Data to use
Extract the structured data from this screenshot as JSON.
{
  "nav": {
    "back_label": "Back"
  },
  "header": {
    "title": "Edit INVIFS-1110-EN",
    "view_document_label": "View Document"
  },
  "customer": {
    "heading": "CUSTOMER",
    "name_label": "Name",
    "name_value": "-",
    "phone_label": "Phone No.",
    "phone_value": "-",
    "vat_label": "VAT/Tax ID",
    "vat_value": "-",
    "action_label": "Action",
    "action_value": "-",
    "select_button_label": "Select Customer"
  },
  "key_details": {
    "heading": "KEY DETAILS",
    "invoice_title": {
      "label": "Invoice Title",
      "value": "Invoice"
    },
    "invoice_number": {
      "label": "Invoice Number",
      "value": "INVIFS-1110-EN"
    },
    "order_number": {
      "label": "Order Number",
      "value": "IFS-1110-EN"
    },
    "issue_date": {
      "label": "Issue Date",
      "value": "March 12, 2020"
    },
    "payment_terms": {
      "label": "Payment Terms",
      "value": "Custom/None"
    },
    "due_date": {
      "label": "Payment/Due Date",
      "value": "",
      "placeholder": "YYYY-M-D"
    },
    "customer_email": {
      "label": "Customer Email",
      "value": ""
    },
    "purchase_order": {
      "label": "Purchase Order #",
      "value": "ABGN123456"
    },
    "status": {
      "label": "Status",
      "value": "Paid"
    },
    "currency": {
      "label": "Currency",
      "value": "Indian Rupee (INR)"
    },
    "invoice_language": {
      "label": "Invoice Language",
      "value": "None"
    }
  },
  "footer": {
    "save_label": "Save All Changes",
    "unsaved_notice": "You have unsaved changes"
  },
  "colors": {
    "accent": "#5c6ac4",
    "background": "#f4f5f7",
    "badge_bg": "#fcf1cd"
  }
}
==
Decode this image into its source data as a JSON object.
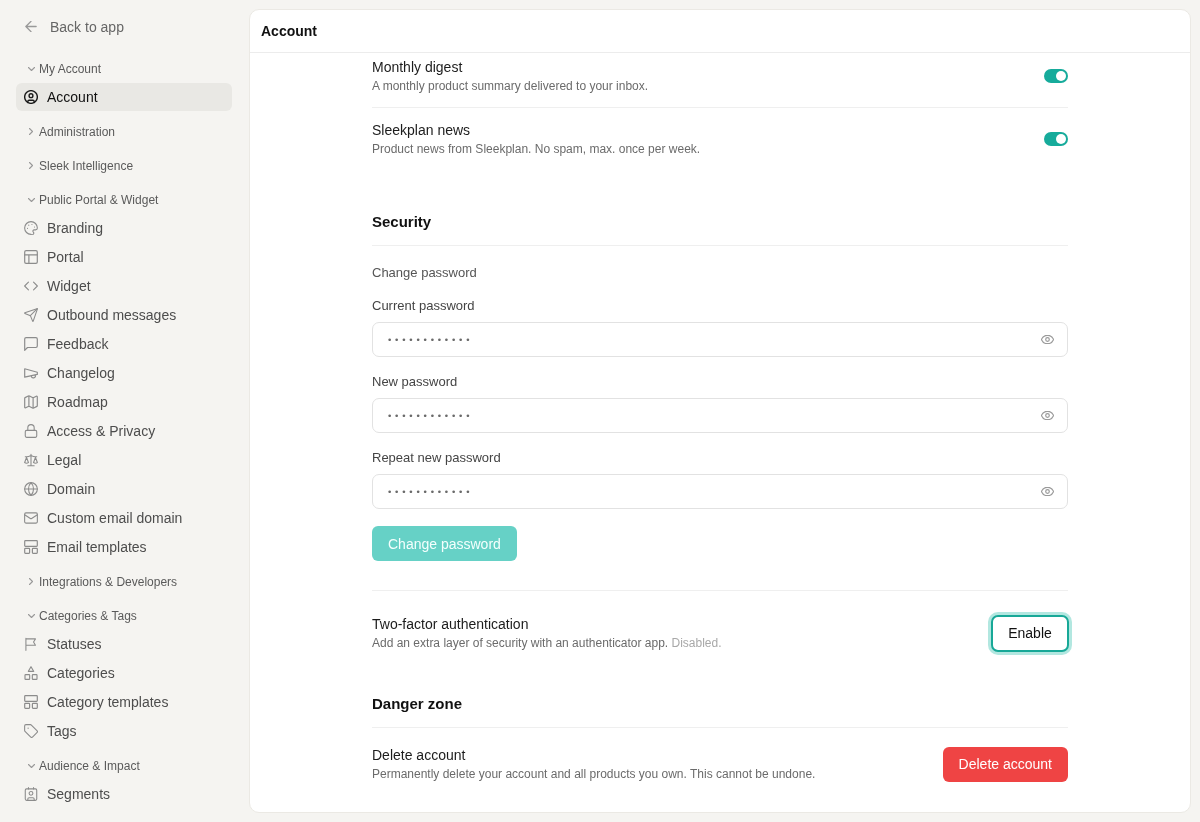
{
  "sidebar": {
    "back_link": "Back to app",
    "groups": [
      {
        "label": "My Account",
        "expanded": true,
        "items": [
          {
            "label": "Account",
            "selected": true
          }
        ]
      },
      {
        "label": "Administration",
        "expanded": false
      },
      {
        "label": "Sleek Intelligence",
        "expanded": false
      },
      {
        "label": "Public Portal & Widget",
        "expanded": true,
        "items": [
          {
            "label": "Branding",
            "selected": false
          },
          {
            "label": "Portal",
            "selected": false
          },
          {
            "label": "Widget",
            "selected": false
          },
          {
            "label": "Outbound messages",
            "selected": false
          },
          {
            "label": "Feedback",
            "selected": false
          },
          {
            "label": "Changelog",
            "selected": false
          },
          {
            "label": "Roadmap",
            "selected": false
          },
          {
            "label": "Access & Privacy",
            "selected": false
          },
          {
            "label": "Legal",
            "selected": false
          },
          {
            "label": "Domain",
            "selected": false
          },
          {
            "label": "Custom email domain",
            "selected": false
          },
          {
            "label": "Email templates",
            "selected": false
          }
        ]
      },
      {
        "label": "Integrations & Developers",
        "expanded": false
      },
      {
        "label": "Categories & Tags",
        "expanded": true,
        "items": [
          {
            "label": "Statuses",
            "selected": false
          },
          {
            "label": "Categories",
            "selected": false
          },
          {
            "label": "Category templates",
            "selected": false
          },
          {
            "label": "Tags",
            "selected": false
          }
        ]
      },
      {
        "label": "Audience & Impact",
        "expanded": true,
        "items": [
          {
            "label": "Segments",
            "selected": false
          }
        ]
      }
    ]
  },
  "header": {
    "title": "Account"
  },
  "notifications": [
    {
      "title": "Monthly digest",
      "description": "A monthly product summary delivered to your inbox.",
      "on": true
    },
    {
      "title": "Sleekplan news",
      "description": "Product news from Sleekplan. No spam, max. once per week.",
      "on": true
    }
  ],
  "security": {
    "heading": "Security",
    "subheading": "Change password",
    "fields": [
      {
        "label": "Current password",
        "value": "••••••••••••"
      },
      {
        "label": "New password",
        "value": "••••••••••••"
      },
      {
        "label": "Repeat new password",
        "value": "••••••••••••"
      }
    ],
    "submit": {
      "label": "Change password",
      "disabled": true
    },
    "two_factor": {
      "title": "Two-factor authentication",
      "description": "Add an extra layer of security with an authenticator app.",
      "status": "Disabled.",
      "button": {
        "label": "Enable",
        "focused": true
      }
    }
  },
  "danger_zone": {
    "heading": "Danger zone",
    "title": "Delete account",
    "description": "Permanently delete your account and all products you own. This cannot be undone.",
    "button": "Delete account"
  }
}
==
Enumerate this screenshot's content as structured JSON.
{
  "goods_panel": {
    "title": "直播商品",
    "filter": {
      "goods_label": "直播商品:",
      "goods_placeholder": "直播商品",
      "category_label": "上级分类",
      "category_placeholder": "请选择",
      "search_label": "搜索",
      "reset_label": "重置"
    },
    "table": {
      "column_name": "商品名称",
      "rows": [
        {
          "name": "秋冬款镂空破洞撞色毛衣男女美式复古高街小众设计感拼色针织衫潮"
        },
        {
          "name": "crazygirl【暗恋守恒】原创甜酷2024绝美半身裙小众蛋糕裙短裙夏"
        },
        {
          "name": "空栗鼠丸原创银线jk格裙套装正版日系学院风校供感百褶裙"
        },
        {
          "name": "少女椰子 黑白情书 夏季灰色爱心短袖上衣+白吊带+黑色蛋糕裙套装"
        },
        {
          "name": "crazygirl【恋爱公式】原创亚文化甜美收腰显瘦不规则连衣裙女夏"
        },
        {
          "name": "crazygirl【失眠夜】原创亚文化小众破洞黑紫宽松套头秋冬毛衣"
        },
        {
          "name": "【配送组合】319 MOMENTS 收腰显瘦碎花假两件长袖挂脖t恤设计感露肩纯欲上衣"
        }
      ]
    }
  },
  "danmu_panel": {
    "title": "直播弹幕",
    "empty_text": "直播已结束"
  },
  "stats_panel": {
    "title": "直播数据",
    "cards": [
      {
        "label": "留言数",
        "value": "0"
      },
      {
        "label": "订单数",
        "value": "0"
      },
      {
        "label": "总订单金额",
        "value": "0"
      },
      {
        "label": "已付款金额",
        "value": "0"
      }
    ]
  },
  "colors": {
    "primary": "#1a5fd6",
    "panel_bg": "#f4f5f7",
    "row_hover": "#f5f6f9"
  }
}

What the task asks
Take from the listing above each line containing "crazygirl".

Answer to this exercise
          "name": "crazygirl【暗恋守恒】原创甜酷2024绝美半身裙小众蛋糕裙短裙夏"
          "name": "crazygirl【恋爱公式】原创亚文化甜美收腰显瘦不规则连衣裙女夏"
          "name": "crazygirl【失眠夜】原创亚文化小众破洞黑紫宽松套头秋冬毛衣"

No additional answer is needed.